  • Would it be able to store the results?

So a quick, short test proved that it could collect approx 50,000 records per day which meant it was entirely suitable.

I wanted a VPN tunnel from the Pi Zero to my VPN provider. This was an unknown, because I had only previously run it on a Windows PC with a GUI. Now I was attempting to run it from a headless Raspberry Pi!

This took approx 15 mins to set up. Surprisingly easy.

The only remaining challenges were:

  • run the spider without having to leave my PC on as well (closing PuTTy in Windows would have terminated the process on the Pi) – That’s where nohup came in handy.
  • Transfer the output back to a PC (running Ubuntu – inside a VM ) – this is where rsync was handy. (SCP could also have been used)

See the writing of the Scrapy spider with “Load More”

Categories
Python Code Scrapy

Scraping “LOAD MORE”

Do you need to scrape a page that is dynamically loading content as “infinite scroll” ?

Scrapy Load More - infinite scroll - more results
If you need to scrape a site like this then you can increment the URL within your Scrapy code

Using self.nxp +=1 the value passed to “pn=” in the URL gets incremented

“pn=” is the query – in your spider it may be different, you can always use urllib.parse to split up the URL into it’s parts.

Test in scrapy shell if you are checking the URL for next page – see if you get response 200 and then check the response.text

What if you don’t know how many pages there are?

One way would be to use try/except – but a more elegant solution would be to check the source for “next” or “has_next” and keep going to next page until “next” is not true.

https://github.com/RGGH/Scrapy6/blob/master/AJAX%20example/foodcom.py

If you look at line 51 – you can see how we did that.

if response.xpath("//link/@rel='next\'").get() == "1":

See our video where we did just this : https://youtu.be/07FYDHTV73Y

Conclusion

We’ve shown how to deal with “infinite scroll” without resorting to selenium, splash, or any javascript rendering. Also, check in developer tools, “network” and “XHR” if you can find any mention of API in the URL – this may be useful also.

Categories
Python Code

Extracting JSON from JavaScript in a web page

Why would you want to do that?

Well, if you are web scraping using Python, and Scrapy for instance, you may need to extract reviews, or comments that are loaded from JavaScript. This would mean you could not use your css or xpath selectors like you can with regular html.

Parse

Instead, in your browser, check if you may be able to parse the code, beginning with ctrl + f, and “json” and track down some JSON in the form of a python dictionary. You ‘just’ need to isolate it.

web-scraping javascript pages
view-source to find occurrences of “JSON” in your page

The response is not nice, but you can gradually shrink it down, in Scrapy shell or python shell…

scrapy-shell-response
Figure 1 – The response

Split, strip, replace

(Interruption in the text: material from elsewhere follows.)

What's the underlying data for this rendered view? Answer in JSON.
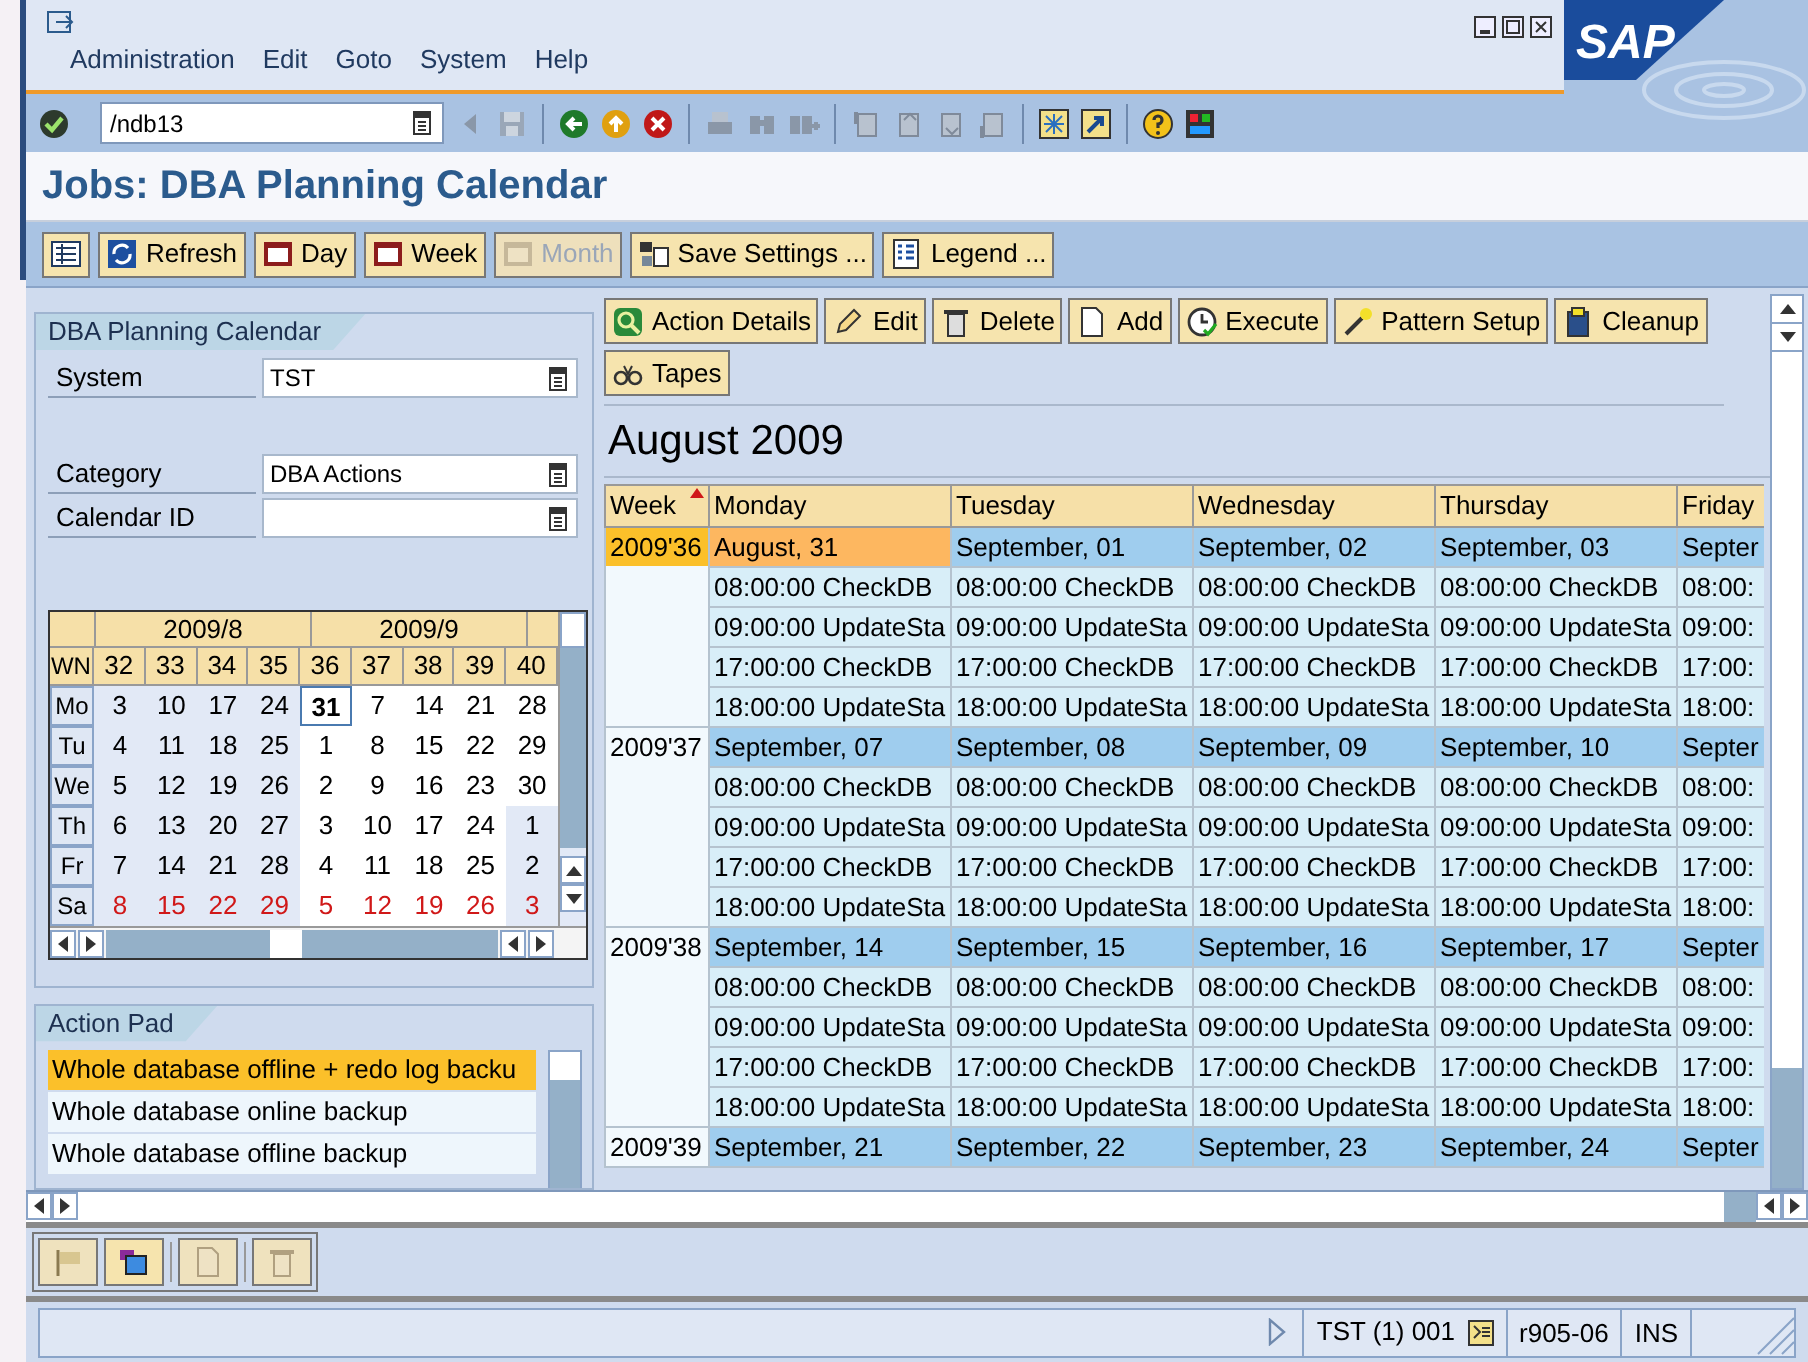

From within Scrapy, or your own Python code you can split, strip, and replace, with the built-in python commands until you have just a dictionary that you can use with json.loads.

x = response.text.split('JSON.parse')[3].replace("\u0022","\"").replace("\u2019m","'").lstrip("(").split(" ")[0].strip().replace("\"","",1).replace("\");","")

Master replace, strip , and split and you won’t need regular expressions!

With the response.text now ready as a JSON friendly dictionary you can do this:

import json
q = json.loads(x)

comment = (q[‘doctor’][‘sample_rating_comment’])

comment.replace(“\u2019″,”‘”)
print(comment)

The key thing to remember to use when parsing the response text is to use the index, to pick out the section you want, and then make use of “\” backslash to escaped characters when you are working with quotes, and actual backslashes in the text you’re parsing.

parsed-response
Figure 2 – The parsed response

Conclusion

Rendering to HTML using Splash, or Selenium, or using regular expressions are not always essential. Hope this helps illustrate how you can extract values FROM a python dictionary FROM json FROM javascript !

You may see a mass of text on your screen to begin with, but persevere and you can arrive at the dictionary contained within…

Demo of getting a Python Dictionary from JSON from JavaScript